This stage set filled me with dread. "God won't come here," I thought. I made the sentence into a
mantra, which I repeated as my father helped me change, in a back room, into my expendable sportcoat, slacks, and
On a musical cue from the Wurlitzer, I was led into the aquarium, to be greeted by the preacher, standing in
the water in green hip-high boots.
I wondered what would happen to me if the preacher held me under the water for even a minute too long.
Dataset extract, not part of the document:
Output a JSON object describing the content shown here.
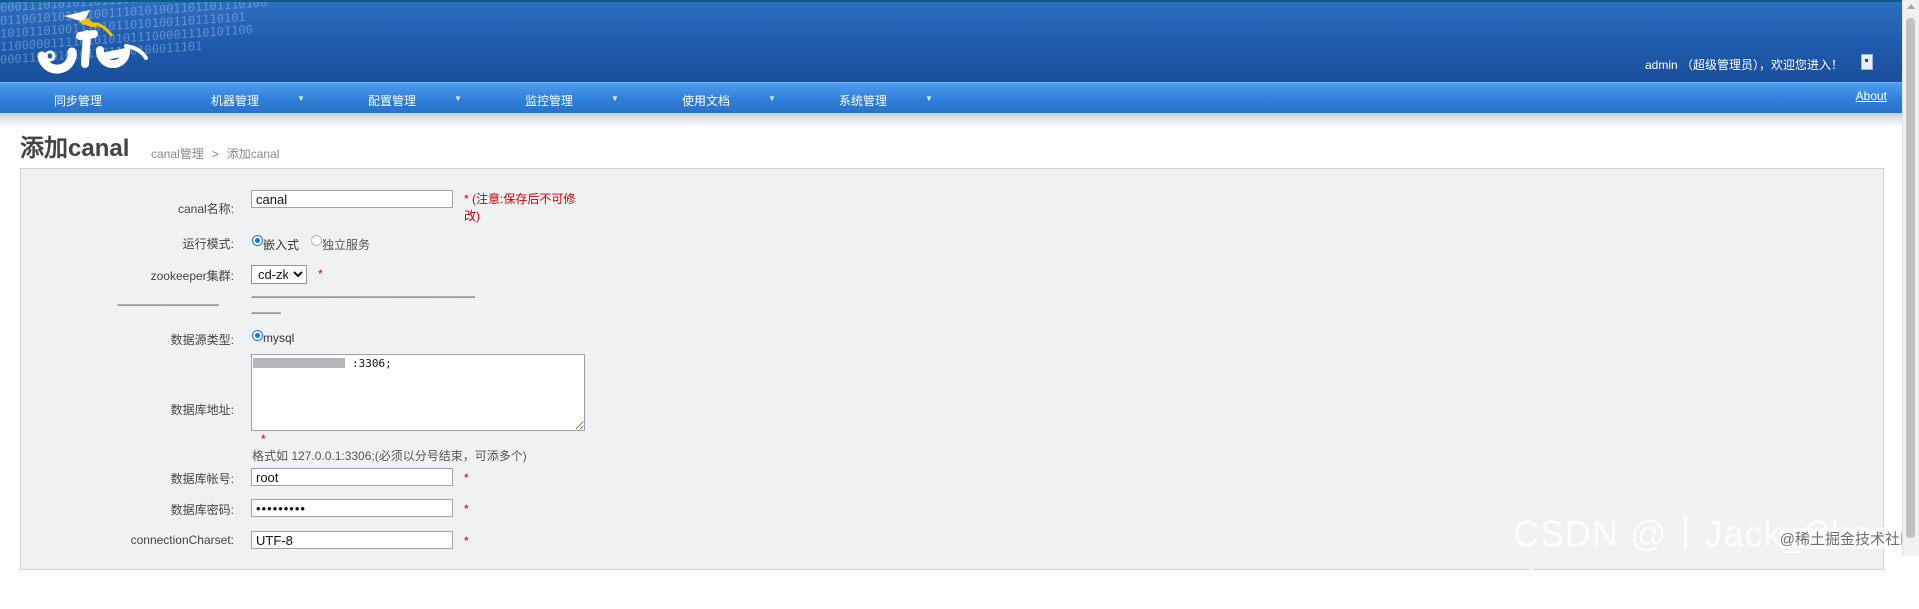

I also
wondered about Jesus, whether or not he would show up to greet me the moment I was dunked.
The ceremony lasted less than a minute.
Verses from the Bible were recited; I was held by the preacher, behind my head and on the small of my back,
and immersed in the water for several seconds, then retrieved.
There was no Jesus.
I was led back, wet, to the anteroom, where my father helped me change into dry clothes: another sportcoat,
slacks, and clip-on tie. I knew, getting dressed, that something very sad, something terrible, had just happened.
It was a lie I now shared with my father, and one I would begin sharing with the rest of my family and the rest
of the church, just as soon as I put on dry clothes.
In spite of this I was satisfied, for some years, by taking part in The Lord's Supper. I'd paid the price of
entry. And I knew Jesus was living in my heart as well as anyone else's, which to my mind was not really at all.
I left the Baptists when I was sixteen, after sipping from the tiny crystal glasses lost its glamor.
When I returned to the church, many years later, it was not to the Baptists, but to the Episcopalians. My motivation
for this, as a mature adult, was that high-church Anglicanism was as far away as I could get from the astro-turfed
banks of the River Jordan.
I wonder now and then if I am a true Episcopalian, in spite of my Confirmation by the bishop himself at Grace
Cathedral. I have a disturbing fear that I'm simply a failed Southern Baptist. My baptism as a boy was not false;
I was. It was a rite of passage that I couldn't - or refused - to acknowledge.
I didn't see Jesus underwater, but He certainly saw me. I hope He was smiling at me and my sad flaws back then,
and I pray He's still smiling at us now.
Dave Hurlbert is a member of St Gregory's, a professional marketing
writer, and a frequest participate in St Dorothy's Writer's and Artists Retreat.